WORK TASK –
From the records that follow, copy every line that contains the word "name".

(Records drawn from a dataset)
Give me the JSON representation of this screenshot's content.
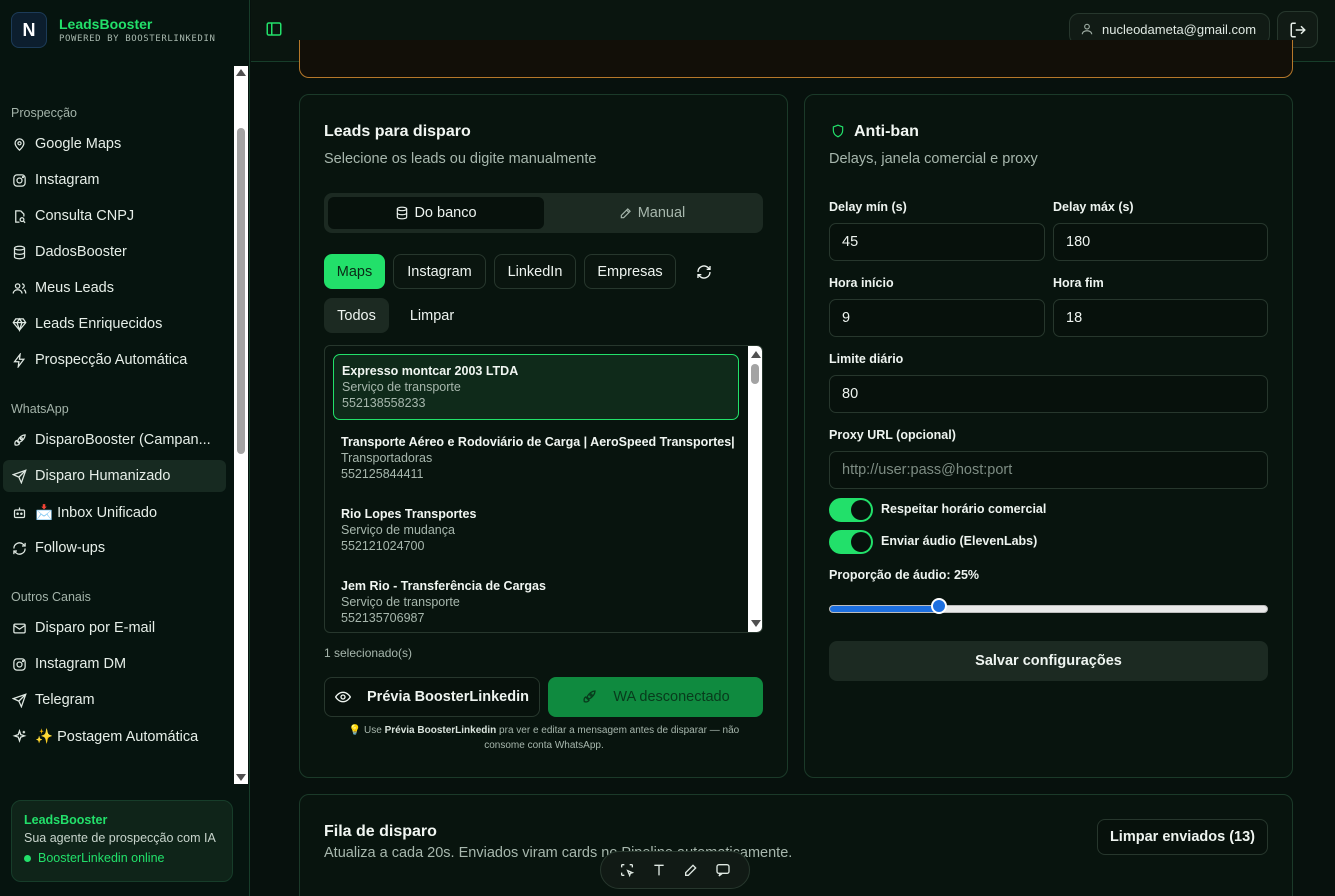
{
  "brand": {
    "logo_text": "N",
    "title": "LeadsBooster",
    "subtitle": "POWERED BY BOOSTERLINKEDIN"
  },
  "sidebar": {
    "sections": [
      {
        "label": "Prospecção",
        "items": [
          {
            "label": "Google Maps",
            "icon": "map-pin-icon"
          },
          {
            "label": "Instagram",
            "icon": "instagram-icon"
          },
          {
            "label": "Consulta CNPJ",
            "icon": "file-search-icon"
          },
          {
            "label": "DadosBooster",
            "icon": "database-icon"
          },
          {
            "label": "Meus Leads",
            "icon": "users-icon"
          },
          {
            "label": "Leads Enriquecidos",
            "icon": "gem-icon"
          },
          {
            "label": "Prospecção Automática",
            "icon": "zap-icon"
          }
        ]
      },
      {
        "label": "WhatsApp",
        "items": [
          {
            "label": "DisparoBooster (Campan...",
            "icon": "rocket-icon"
          },
          {
            "label": "Disparo Humanizado",
            "icon": "send-icon",
            "active": true
          },
          {
            "label": "📩 Inbox Unificado",
            "icon": "bot-icon"
          },
          {
            "label": "Follow-ups",
            "icon": "refresh-icon"
          }
        ]
      },
      {
        "label": "Outros Canais",
        "items": [
          {
            "label": "Disparo por E-mail",
            "icon": "mail-icon"
          },
          {
            "label": "Instagram DM",
            "icon": "instagram-icon"
          },
          {
            "label": "Telegram",
            "icon": "send-icon"
          },
          {
            "label": "✨ Postagem Automática",
            "icon": "sparkles-icon"
          }
        ]
      }
    ],
    "footer": {
      "title": "LeadsBooster",
      "text": "Sua agente de prospecção com IA",
      "status": "BoosterLinkedin online"
    }
  },
  "header": {
    "user_email": "nucleodameta@gmail.com"
  },
  "leads_card": {
    "title": "Leads para disparo",
    "subtitle": "Selecione os leads ou digite manualmente",
    "mode_db": "Do banco",
    "mode_manual": "Manual",
    "sources": [
      "Maps",
      "Instagram",
      "LinkedIn",
      "Empresas"
    ],
    "select_all": "Todos",
    "clear": "Limpar",
    "leads": [
      {
        "name": "Expresso montcar 2003 LTDA",
        "category": "Serviço de transporte",
        "phone": "552138558233",
        "selected": true
      },
      {
        "name": "Transporte Aéreo e Rodoviário de Carga | AeroSpeed Transportes|",
        "category": "Transportadoras",
        "phone": "552125844411"
      },
      {
        "name": "Rio Lopes Transportes",
        "category": "Serviço de mudança",
        "phone": "552121024700"
      },
      {
        "name": "Jem Rio - Transferência de Cargas",
        "category": "Serviço de transporte",
        "phone": "552135706987"
      }
    ],
    "selected_count": "1 selecionado(s)",
    "preview_button": "Prévia BoosterLinkedin",
    "send_button": "WA desconectado",
    "hint_prefix": "💡 Use ",
    "hint_bold": "Prévia BoosterLinkedin",
    "hint_suffix": " pra ver e editar a mensagem antes de disparar — não consome conta WhatsApp."
  },
  "antiban_card": {
    "title": "Anti-ban",
    "subtitle": "Delays, janela comercial e proxy",
    "delay_min_label": "Delay mín (s)",
    "delay_min_value": "45",
    "delay_max_label": "Delay máx (s)",
    "delay_max_value": "180",
    "hour_start_label": "Hora início",
    "hour_start_value": "9",
    "hour_end_label": "Hora fim",
    "hour_end_value": "18",
    "daily_limit_label": "Limite diário",
    "daily_limit_value": "80",
    "proxy_label": "Proxy URL (opcional)",
    "proxy_placeholder": "http://user:pass@host:port",
    "toggle_business_hours": "Respeitar horário comercial",
    "toggle_audio": "Enviar áudio (ElevenLabs)",
    "audio_ratio_label": "Proporção de áudio: 25%",
    "audio_ratio": 0.25,
    "save_button": "Salvar configurações"
  },
  "queue_card": {
    "title": "Fila de disparo",
    "subtitle": "Atualiza a cada 20s. Enviados viram cards no Pipeline automaticamente.",
    "clear_button": "Limpar enviados (13)"
  },
  "colors": {
    "accent": "#22e06a",
    "background": "#07110d",
    "warning_border": "#b6782a",
    "slider": "#1d6fe0"
  }
}
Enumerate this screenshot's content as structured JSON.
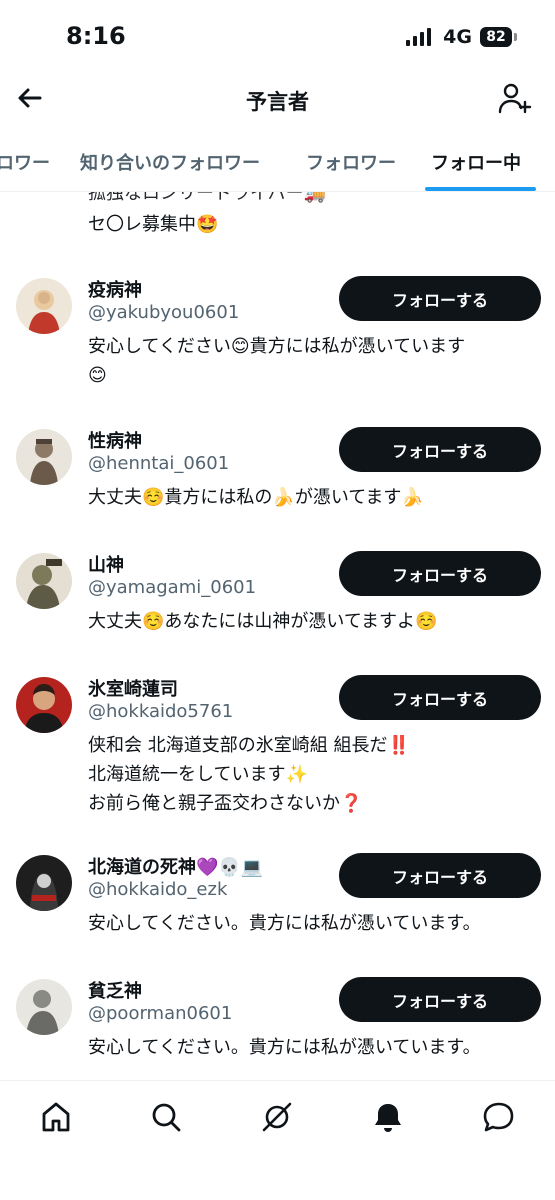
{
  "status_bar": {
    "time": "8:16",
    "network": "4G",
    "battery": "82"
  },
  "header": {
    "title": "予言者"
  },
  "tabs": [
    {
      "label": "ロワー"
    },
    {
      "label": "知り合いのフォロワー"
    },
    {
      "label": "フォロワー"
    },
    {
      "label": "フォロー中"
    }
  ],
  "partial_bio": {
    "line1": "孤独なロンリードライバー🚚",
    "line2": "セ〇レ募集中🤩"
  },
  "users": [
    {
      "name": "疫病神",
      "handle": "@yakubyou0601",
      "bio": [
        "安心してください😊貴方には私が憑いています",
        "😊"
      ],
      "button": "フォローする"
    },
    {
      "name": "性病神",
      "handle": "@henntai_0601",
      "bio": [
        "大丈夫☺️貴方には私の🍌が憑いてます🍌"
      ],
      "button": "フォローする"
    },
    {
      "name": "山神",
      "handle": "@yamagami_0601",
      "bio": [
        "大丈夫☺️あなたには山神が憑いてますよ☺️"
      ],
      "button": "フォローする"
    },
    {
      "name": "氷室崎蓮司",
      "handle": "@hokkaido5761",
      "bio": [
        "侠和会 北海道支部の氷室崎組 組長だ‼️",
        "北海道統一をしています✨",
        "お前ら俺と親子盃交わさないか❓"
      ],
      "button": "フォローする"
    },
    {
      "name": "北海道の死神💜💀💻",
      "handle": "@hokkaido_ezk",
      "bio": [
        "安心してください。貴方には私が憑いています。"
      ],
      "button": "フォローする"
    },
    {
      "name": "貧乏神",
      "handle": "@poorman0601",
      "bio": [
        "安心してください。貴方には私が憑いています。"
      ],
      "button": "フォローする"
    }
  ],
  "avatars": [
    {
      "icon": "red-deity-avatar",
      "bg": "#efe6da",
      "fg": "#c0392b"
    },
    {
      "icon": "statue-avatar",
      "bg": "#e9e4dc",
      "fg": "#6b5a4a"
    },
    {
      "icon": "mountain-god-avatar",
      "bg": "#e4dfd2",
      "fg": "#5d5a45"
    },
    {
      "icon": "man-portrait-avatar",
      "bg": "#b5231e",
      "fg": "#2b1d17"
    },
    {
      "icon": "reaper-avatar",
      "bg": "#1e1e1e",
      "fg": "#cfcfcf"
    },
    {
      "icon": "poverty-god-avatar",
      "bg": "#e8e6e0",
      "fg": "#6a6a66"
    }
  ],
  "bottom_nav": [
    "home-icon",
    "search-icon",
    "grok-icon",
    "notifications-icon",
    "messages-icon"
  ]
}
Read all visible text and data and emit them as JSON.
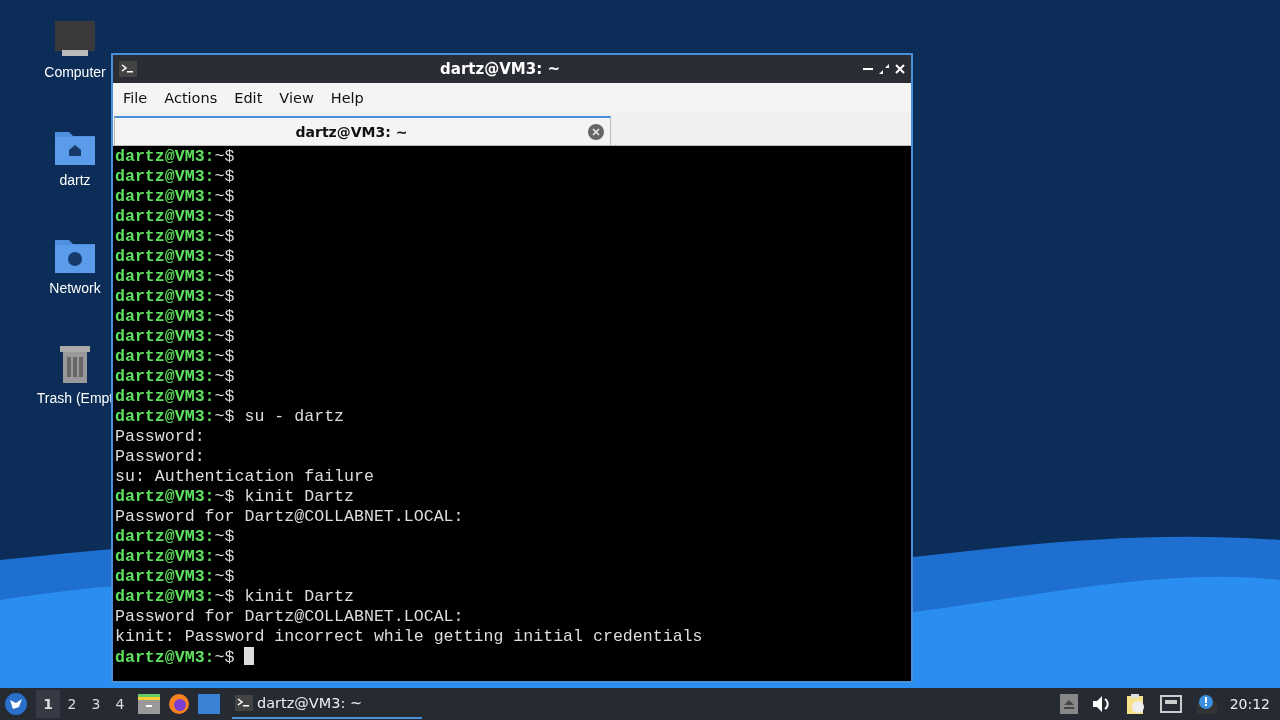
{
  "desktop": {
    "icons": [
      {
        "kind": "computer",
        "label": "Computer"
      },
      {
        "kind": "home",
        "label": "dartz"
      },
      {
        "kind": "network",
        "label": "Network"
      },
      {
        "kind": "trash",
        "label": "Trash (Empt"
      }
    ]
  },
  "window": {
    "title": "dartz@VM3: ~",
    "menu": [
      "File",
      "Actions",
      "Edit",
      "View",
      "Help"
    ],
    "tabs": [
      {
        "label": "dartz@VM3: ~",
        "selected": true
      }
    ],
    "terminal": {
      "lines": [
        {
          "kind": "prompt",
          "user": "dartz@VM3:",
          "path": "~$"
        },
        {
          "kind": "prompt",
          "user": "dartz@VM3:",
          "path": "~$"
        },
        {
          "kind": "prompt",
          "user": "dartz@VM3:",
          "path": "~$"
        },
        {
          "kind": "prompt",
          "user": "dartz@VM3:",
          "path": "~$"
        },
        {
          "kind": "prompt",
          "user": "dartz@VM3:",
          "path": "~$"
        },
        {
          "kind": "prompt",
          "user": "dartz@VM3:",
          "path": "~$"
        },
        {
          "kind": "prompt",
          "user": "dartz@VM3:",
          "path": "~$"
        },
        {
          "kind": "prompt",
          "user": "dartz@VM3:",
          "path": "~$"
        },
        {
          "kind": "prompt",
          "user": "dartz@VM3:",
          "path": "~$"
        },
        {
          "kind": "prompt",
          "user": "dartz@VM3:",
          "path": "~$"
        },
        {
          "kind": "prompt",
          "user": "dartz@VM3:",
          "path": "~$"
        },
        {
          "kind": "prompt",
          "user": "dartz@VM3:",
          "path": "~$"
        },
        {
          "kind": "prompt",
          "user": "dartz@VM3:",
          "path": "~$"
        },
        {
          "kind": "prompt",
          "user": "dartz@VM3:",
          "path": "~$",
          "command": "su - dartz"
        },
        {
          "kind": "output",
          "text": "Password:"
        },
        {
          "kind": "output",
          "text": "Password:"
        },
        {
          "kind": "output",
          "text": "su: Authentication failure"
        },
        {
          "kind": "prompt",
          "user": "dartz@VM3:",
          "path": "~$",
          "command": "kinit Dartz"
        },
        {
          "kind": "output",
          "text": "Password for Dartz@COLLABNET.LOCAL:"
        },
        {
          "kind": "prompt",
          "user": "dartz@VM3:",
          "path": "~$"
        },
        {
          "kind": "prompt",
          "user": "dartz@VM3:",
          "path": "~$"
        },
        {
          "kind": "prompt",
          "user": "dartz@VM3:",
          "path": "~$"
        },
        {
          "kind": "prompt",
          "user": "dartz@VM3:",
          "path": "~$",
          "command": "kinit Dartz"
        },
        {
          "kind": "output",
          "text": "Password for Dartz@COLLABNET.LOCAL:"
        },
        {
          "kind": "output",
          "text": "kinit: Password incorrect while getting initial credentials"
        },
        {
          "kind": "prompt",
          "user": "dartz@VM3:",
          "path": "~$",
          "cursor": true
        }
      ]
    }
  },
  "taskbar": {
    "workspaces": [
      {
        "label": "1",
        "selected": true
      },
      {
        "label": "2",
        "selected": false
      },
      {
        "label": "3",
        "selected": false
      },
      {
        "label": "4",
        "selected": false
      }
    ],
    "launchers": [
      {
        "kind": "files"
      },
      {
        "kind": "browser"
      },
      {
        "kind": "desktop"
      }
    ],
    "tasks": [
      {
        "label": "dartz@VM3: ~",
        "selected": true
      }
    ],
    "tray": [
      {
        "kind": "eject"
      },
      {
        "kind": "volume"
      },
      {
        "kind": "clipboard"
      },
      {
        "kind": "network"
      },
      {
        "kind": "notification"
      }
    ],
    "clock": "20:12"
  }
}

THE ANSWER –
        "name": "Expresso montcar 2003 LTDA",
        "name": "Transporte Aéreo e Rodoviário de Carga | AeroSpeed Transportes|",
        "name": "Rio Lopes Transportes",
        "name": "Jem Rio - Transferência de Cargas",
      "name": "疫病神",
      "name": "性病神",
      "name": "山神",
      "name": "氷室崎蓮司",
      "name": "北海道の死神💜💀💻",
      "name": "貧乏神",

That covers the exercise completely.